blocks.py) you can find an example of this sixth pattern.Like the previous one, this sends data
in only one direction—from the client to the server—but the data structure is much more interesting.
Each message is prefixed with a 4-byte length; in a struct, 'I' means a 32-bit unsigned integer, meaning
that these messages can be up to 4GB in length. A series of three such messages is sent to the server,
followed by a zero-length message—which is essentially just a length field with zeros inside and then no
message data after it—to signal that the series of blocks is over.

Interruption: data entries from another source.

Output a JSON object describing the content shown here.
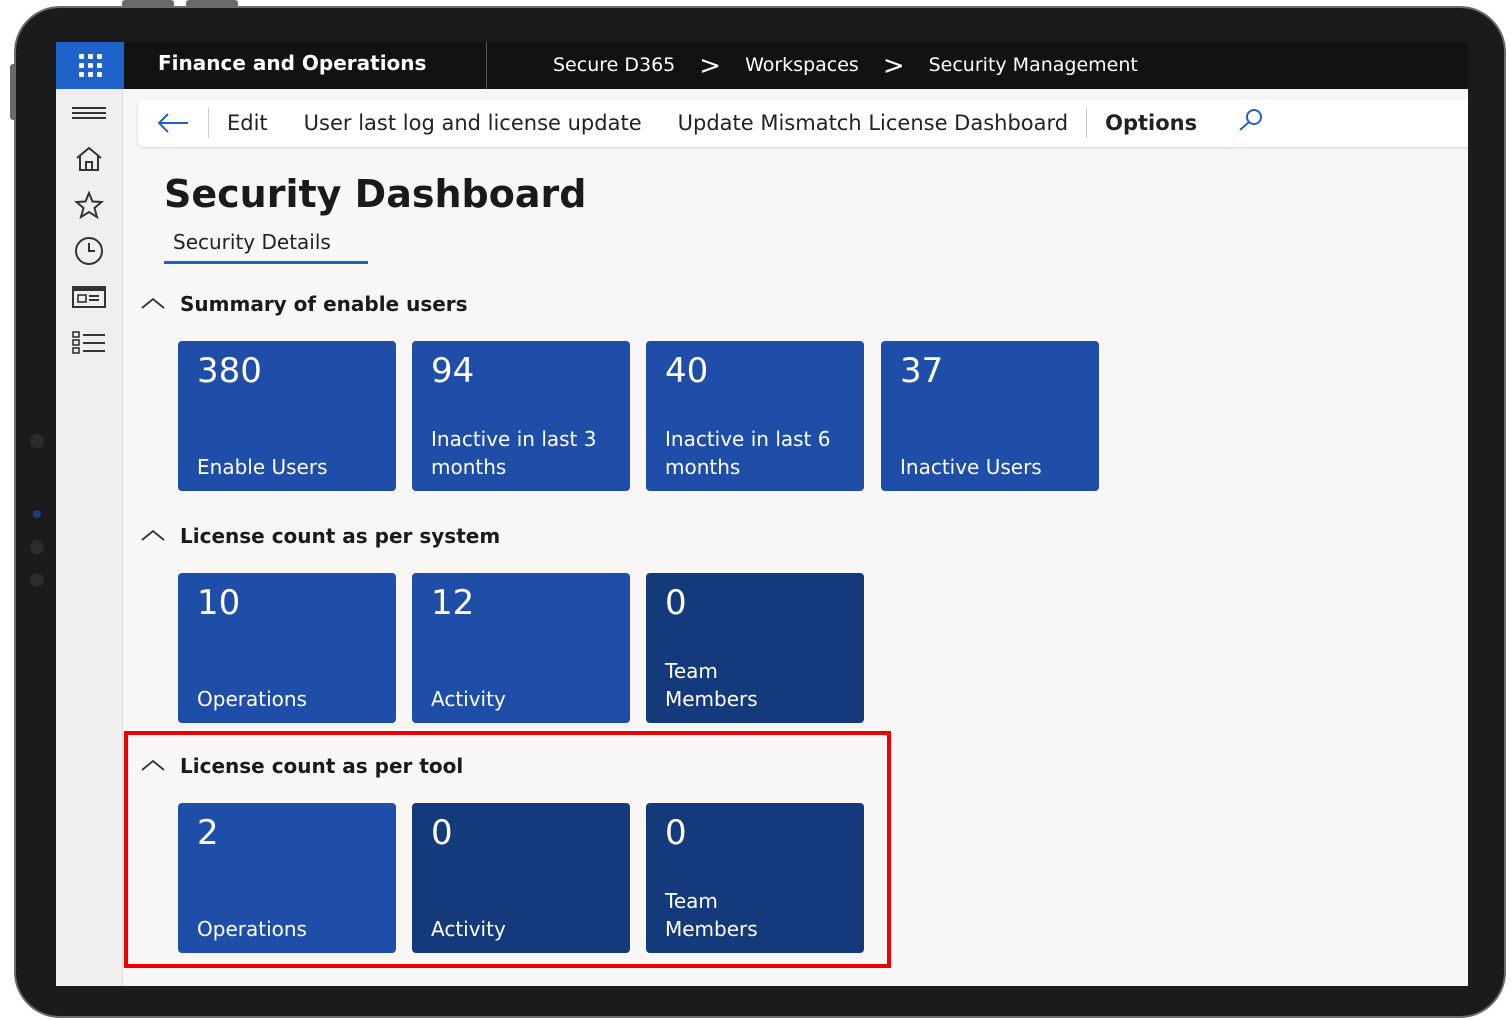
{
  "app": {
    "title": "Finance and Operations"
  },
  "breadcrumb": {
    "items": [
      "Secure D365",
      "Workspaces",
      "Security Management"
    ],
    "separator": ">"
  },
  "actionbar": {
    "items": [
      "Edit",
      "User last log and license update",
      "Update Mismatch License Dashboard"
    ],
    "options": "Options"
  },
  "page": {
    "title": "Security Dashboard",
    "tab": "Security Details"
  },
  "sections": [
    {
      "title": "Summary of enable users",
      "tiles": [
        {
          "count": "380",
          "label": "Enable Users",
          "shade": "light"
        },
        {
          "count": "94",
          "label": "Inactive in last 3 months",
          "shade": "light"
        },
        {
          "count": "40",
          "label": "Inactive in last 6 months",
          "shade": "light"
        },
        {
          "count": "37",
          "label": "Inactive Users",
          "shade": "light"
        }
      ]
    },
    {
      "title": "License count as per system",
      "tiles": [
        {
          "count": "10",
          "label": "Operations",
          "shade": "light"
        },
        {
          "count": "12",
          "label": "Activity",
          "shade": "light"
        },
        {
          "count": "0",
          "label": "Team Members",
          "shade": "dark"
        }
      ]
    },
    {
      "title": "License count as per tool",
      "tiles": [
        {
          "count": "2",
          "label": "Operations",
          "shade": "light"
        },
        {
          "count": "0",
          "label": "Activity",
          "shade": "dark"
        },
        {
          "count": "0",
          "label": "Team Members",
          "shade": "dark"
        }
      ]
    }
  ],
  "icons": {
    "waffle": "app-launcher-icon",
    "nav": [
      "hamburger-icon",
      "home-icon",
      "star-icon",
      "clock-icon",
      "workspace-icon",
      "list-icon"
    ],
    "back": "back-arrow-icon",
    "search": "search-icon",
    "collapse": "chevron-up-icon"
  },
  "colors": {
    "accent": "#1f62c9",
    "tile_light": "#1e4ea8",
    "tile_dark": "#143a7c",
    "highlight": "#ee0000",
    "topbar": "#121212"
  }
}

import socket, struct, sys s = socket.socket(socket.AF_INET, socket.SOCK_STREAM) HOST = sys.argv.pop() if len(sys.argv) == 3 else '127.0.0.1' PORT = 1060 format = struct.Struct('!I') # for messages up to 2**32 - 1 in length def recvall(sock, length): data = '' while len(data) < length: more = sock.recv(length - len(data)) if not more: raise EOFError('socket closed %d bytes into a %d-byte message' % (len(data), length)) data += more return data def get(sock): lendata = recvall(sock, format.size) (length,) = format.unpack(lendata) return recvall(sock, length) def put(sock, message): sock.send(format.pack(len(message)) + message) if sys.argv[1:] == ['server']: s.setsockopt(socket.SOL_SOCKET, socket.SO_REUSEADDR, 1) s.bind((HOST, PORT)) s.listen(1) print 'Listening at', s.getsockname() sc, sockname = s.accept() print 'Accepted connection from', sockname sc.shutdown(socket.SHUT_WR) while True: message = get(sc) if not message: break print 'Message says:', repr(message) sc.close() s.close() elif sys.argv[1:] == ['client']: s.connect((HOST, PORT)) s.shutdown(socket.SHUT_RD) put(s, 'Beautiful is better than ugly.') put(s, 'Explicit is better than implicit.') put(s, 'Simple is better than complex.') put(s, '') s.close() else: print >>sys.stderr, 'usage: streamer.py server|client [host]'
Running first the server and then the client in different terminals, resulto on:
[email protected]:~/Python_files# python blocks.py server Listening at ('127.0.0.1', 1060) Accepted connection from ('127.0.0.1', 49692) Message says: 'Beautiful is better than ugly.' Message says: 'Explicit is better than implicit.' Message says: 'Simple is better than complex.' [email protected]:~/Python_files#